skip to Main Content
Truth About Cold Sores

Winter Woes: Uncovering the Truth About Cold Sores and Winter Weather

Winter has officially arrived in Kansas City, and temperatures have dropped well below freezing. While we’ve had some snow lately, we’ve also experienced that familiar “dry chill” that affects not just the air but also our oral health. Many of us are battling the seasonal discomforts of dry mouths, chapped lips, and even dreaded cold sores.

You can do a few things at home to guard against the first two, such as adding a humidifier to your bedroom to help alleviate dry air at night or using lip balm to take care of your chapped lips. What about cold sores? Are they really a product of winter weather, as their name implies? How are they different from canker sores? What can you do about them? Your Kansas City family dentist has the answers!

For starters, yes, cold sores and canker sores are different, and they have different causes and different methods of treatment. Let’s learn a little more!
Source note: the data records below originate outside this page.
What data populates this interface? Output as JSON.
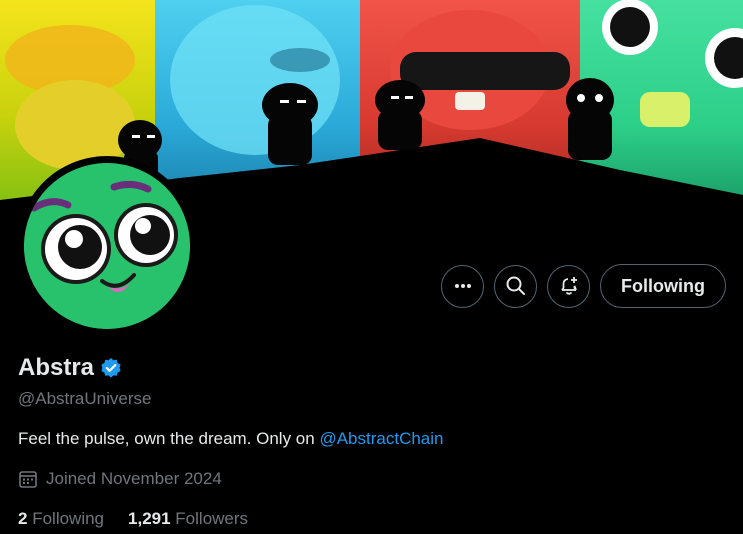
{
  "profile": {
    "name": "Abstra",
    "handle": "@AbstraUniverse",
    "verified": true,
    "bio_text": "Feel the pulse, own the dream. Only on ",
    "bio_mention": "@AbstractChain",
    "joined": "Joined November 2024",
    "following_count": "2",
    "following_label": "Following",
    "followers_count": "1,291",
    "followers_label": "Followers"
  },
  "actions": {
    "more_icon": "more-icon",
    "search_icon": "search-icon",
    "notify_icon": "bell-plus-icon",
    "follow_label": "Following"
  },
  "colors": {
    "accent": "#1d9bf0",
    "muted": "#71767b",
    "avatar_bg": "#28c26c"
  }
}
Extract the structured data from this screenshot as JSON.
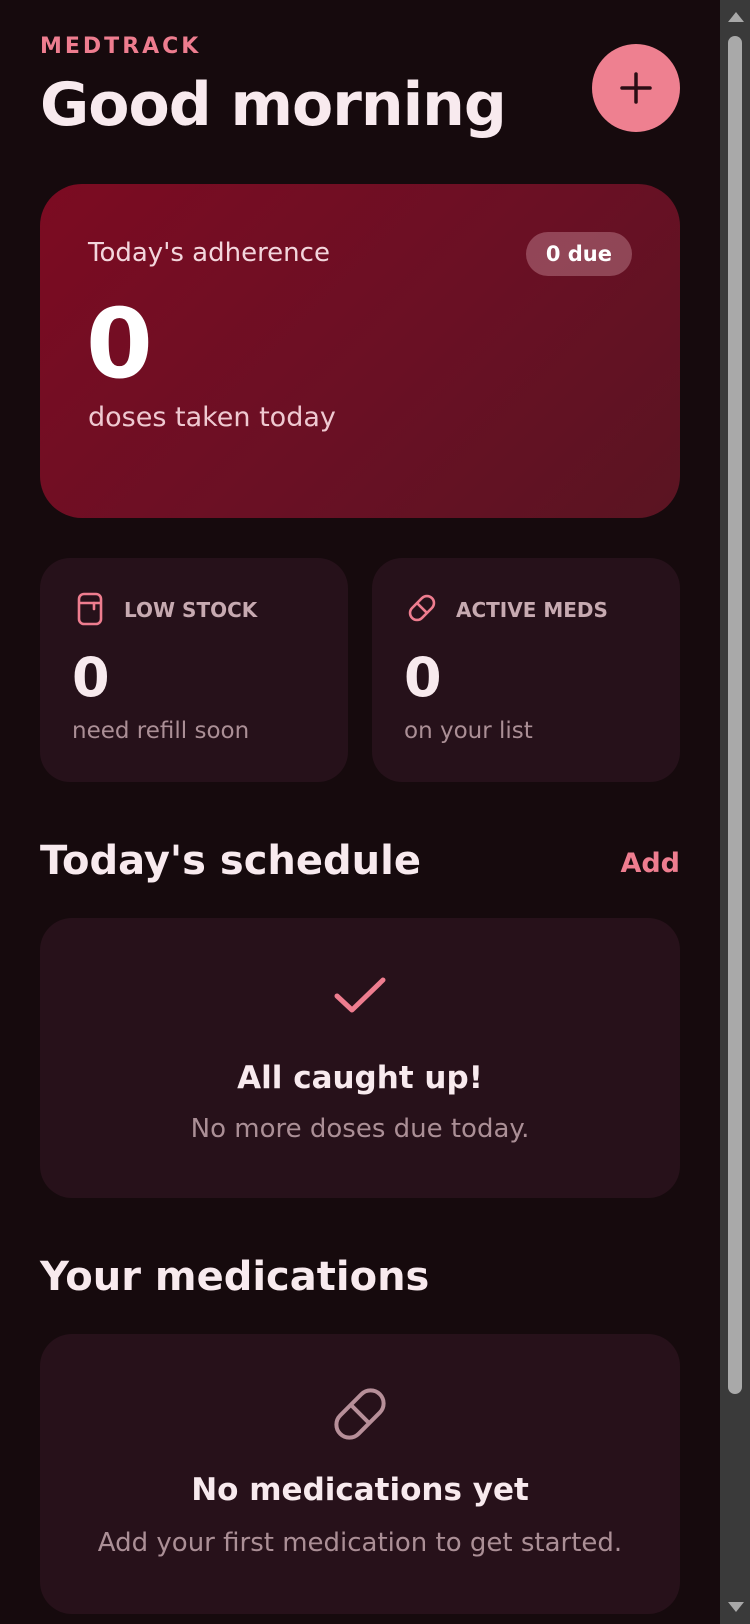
{
  "header": {
    "brand": "MEDTRACK",
    "greeting": "Good morning",
    "add_button_icon": "plus-icon"
  },
  "adherence": {
    "label": "Today's adherence",
    "badge": "0 due",
    "value": "0",
    "sub": "doses taken today"
  },
  "stats": [
    {
      "icon": "pill-bottle-icon",
      "label": "LOW STOCK",
      "value": "0",
      "sub": "need refill soon"
    },
    {
      "icon": "pill-icon",
      "label": "ACTIVE MEDS",
      "value": "0",
      "sub": "on your list"
    }
  ],
  "schedule": {
    "title": "Today's schedule",
    "action": "Add",
    "empty_icon": "check-icon",
    "empty_title": "All caught up!",
    "empty_sub": "No more doses due today."
  },
  "medications": {
    "title": "Your medications",
    "empty_icon": "pill-icon",
    "empty_title": "No medications yet",
    "empty_sub": "Add your first medication to get started."
  },
  "colors": {
    "background": "#160a0d",
    "accent": "#ee7d8f",
    "hero_card": "#7c0b22",
    "card": "#26111a"
  }
}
What are canker sores? The simplest way to remember the difference is that canker sores are the ones inside your mouth. They are small, open wounds that can develop pretty much anywhere inside your mouth, including on or below your tongue, on the roof of your mouth, on your gums, inside your cheeks, and so on. Unlike cold sores, which we’ll get to in a minute, canker sores are unlikely to be exacerbated by the weather, meaning that they can happen at any time of year. Rather than weather, canker sores are caused by factors such as stress, certain drugs including ibuprofen, nutritional deficiencies, and eating choices—especially highly acidic foods like lemons, oranges, pineapples, and even soda.
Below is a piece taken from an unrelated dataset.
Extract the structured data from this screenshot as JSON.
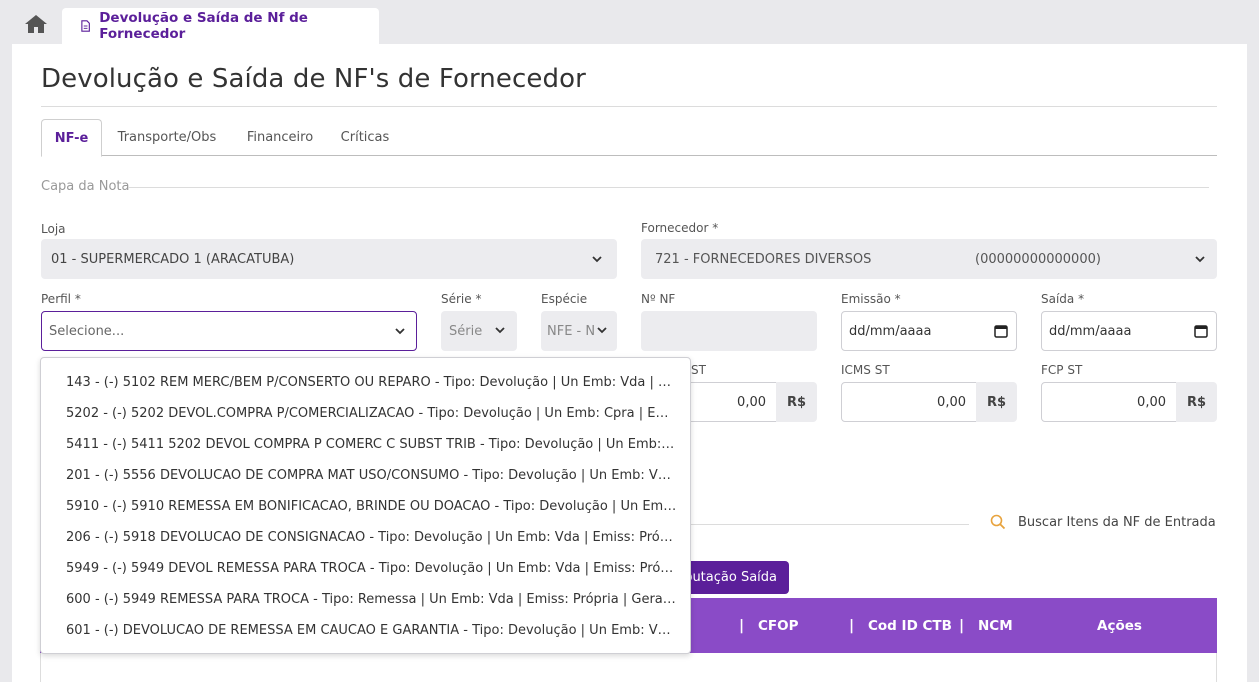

What are cold sores? To answer one of the questions we posed earlier, yes, cold sores are more likely to appear when the temperature drops, but that doesn’t mean they are directly caused by cold weather. Instead, cold sores are actually a symptom of an infection, specifically that of the herpes simplex virus type 1, also known as HSV. Their nicknames include “oral herpes” and “fever blisters,” and they tend to form around the outside of the mouth. If they’re a result of a virus, why are they more prevalent in cold weather? Because cold, dry weather can have a major impact on your skin, which can kickstart the virus that causes cold sores.
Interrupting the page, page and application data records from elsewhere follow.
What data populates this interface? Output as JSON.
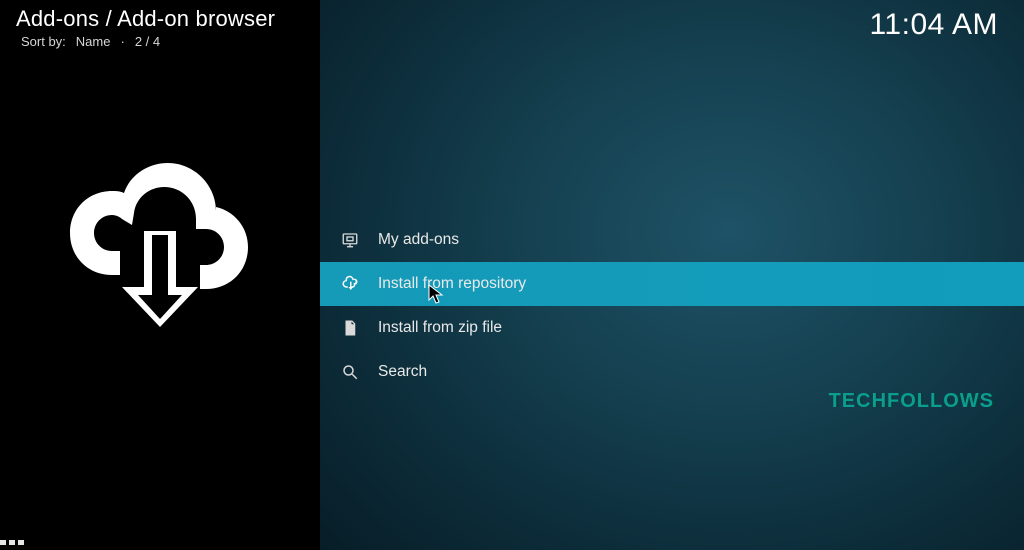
{
  "header": {
    "breadcrumb": "Add-ons / Add-on browser",
    "sort_prefix": "Sort by:",
    "sort_value": "Name",
    "counter": "2 / 4",
    "clock": "11:04 AM"
  },
  "menu": {
    "items": [
      {
        "label": "My add-ons",
        "icon": "monitor-box-icon",
        "selected": false
      },
      {
        "label": "Install from repository",
        "icon": "cloud-download-icon",
        "selected": true
      },
      {
        "label": "Install from zip file",
        "icon": "zip-file-icon",
        "selected": false
      },
      {
        "label": "Search",
        "icon": "search-icon",
        "selected": false
      }
    ]
  },
  "watermark": "TECHFOLLOWS"
}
What can you do? The good news is that both cold sores and canker sores can be treated and, better yet, often prevented. Canker sores are frequently a result of stress or dietary choices, which means that your Kansas City family dentist can offer advice to help change your daily habits in ways that will reduce your risk of canker sores. While cold sores may be caused by a virus that’s not likely to go away once you’ve got it, you can still reduce their likelihood of cropping up by protecting yourself from the elements, especially during the cold winter months. We often bundle up when we go out in the cold, but we frequently leave our faces uncovered. Don’t do that! Wear a scarf, pull up a turtleneck, or invest in some other kind of covering that protects the lower part of your face from the biting winter wind.

Hopefully, this advice will help you avoid cold sores and canker sores this winter, but cold sores are just one of the many ways that icy winter weather can affect our oral health. If you have questions or need to schedule your next checkup, call Blacker Family Dental in Kansas City, MO at (816) 763-8400 or click here to schedule an appointment today!